- Extracted entries:
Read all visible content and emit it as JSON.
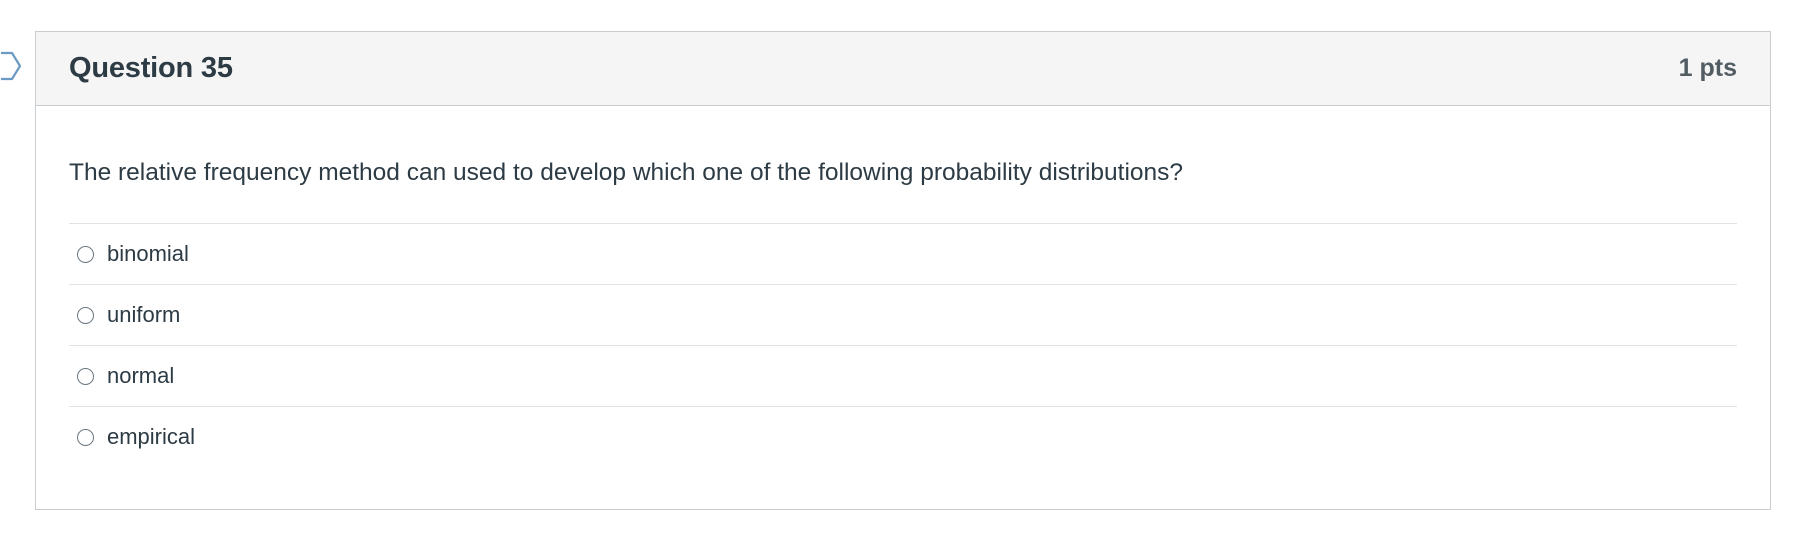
{
  "question": {
    "title": "Question 35",
    "points": "1 pts",
    "text": "The relative frequency method can used to develop which one of the following probability distributions?"
  },
  "answers": [
    {
      "label": "binomial",
      "selected": false
    },
    {
      "label": "uniform",
      "selected": false
    },
    {
      "label": "normal",
      "selected": false
    },
    {
      "label": "empirical",
      "selected": false
    }
  ],
  "colors": {
    "header_bg": "#f5f5f5",
    "border": "#c7cdd1",
    "text": "#2d3b45",
    "points_text": "#525c63",
    "flag_outline": "#6b9ac4"
  },
  "icons": {
    "flag": "flag-question-icon",
    "radio": "radio-unchecked-icon"
  }
}
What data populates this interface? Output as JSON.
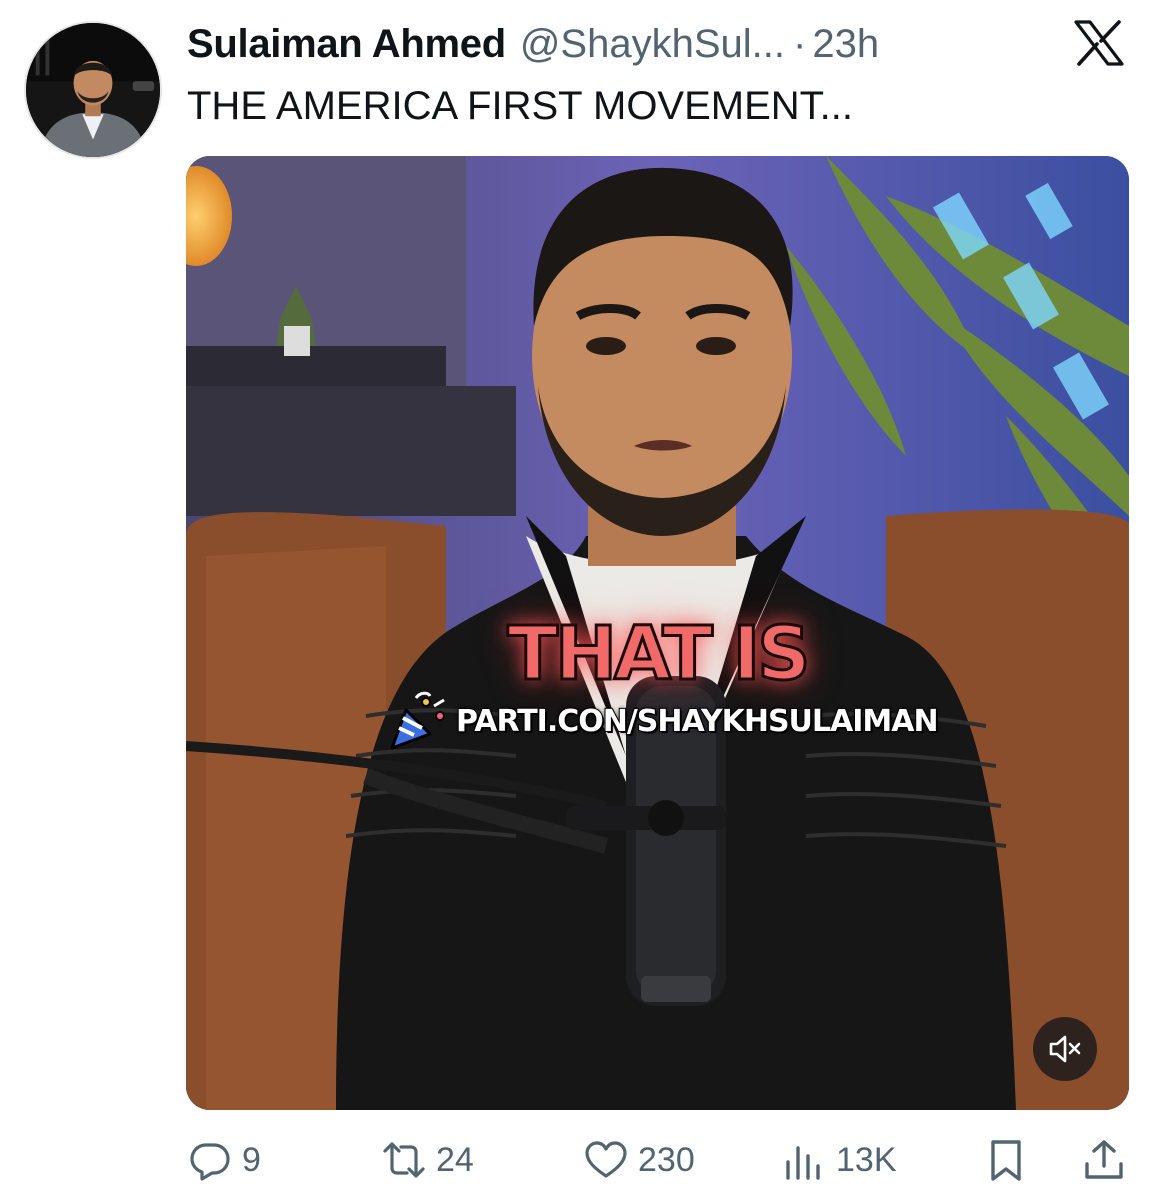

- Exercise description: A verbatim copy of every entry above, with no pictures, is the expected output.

- Solution for this exercise:
Read all visible content and emit it as JSON.
{
  "question": {
    "title": "Question 35",
    "points": "1 pts",
    "text": "The relative frequency method can used to develop which one of the following probability distributions?"
  },
  "answers": [
    {
      "label": "binomial",
      "selected": false
    },
    {
      "label": "uniform",
      "selected": false
    },
    {
      "label": "normal",
      "selected": false
    },
    {
      "label": "empirical",
      "selected": false
    }
  ],
  "colors": {
    "header_bg": "#f5f5f5",
    "border": "#c7cdd1",
    "text": "#2d3b45",
    "points_text": "#525c63",
    "flag_outline": "#6b9ac4"
  },
  "icons": {
    "flag": "flag-question-icon",
    "radio": "radio-unchecked-icon"
  }
}
What data populates this interface? Output as JSON.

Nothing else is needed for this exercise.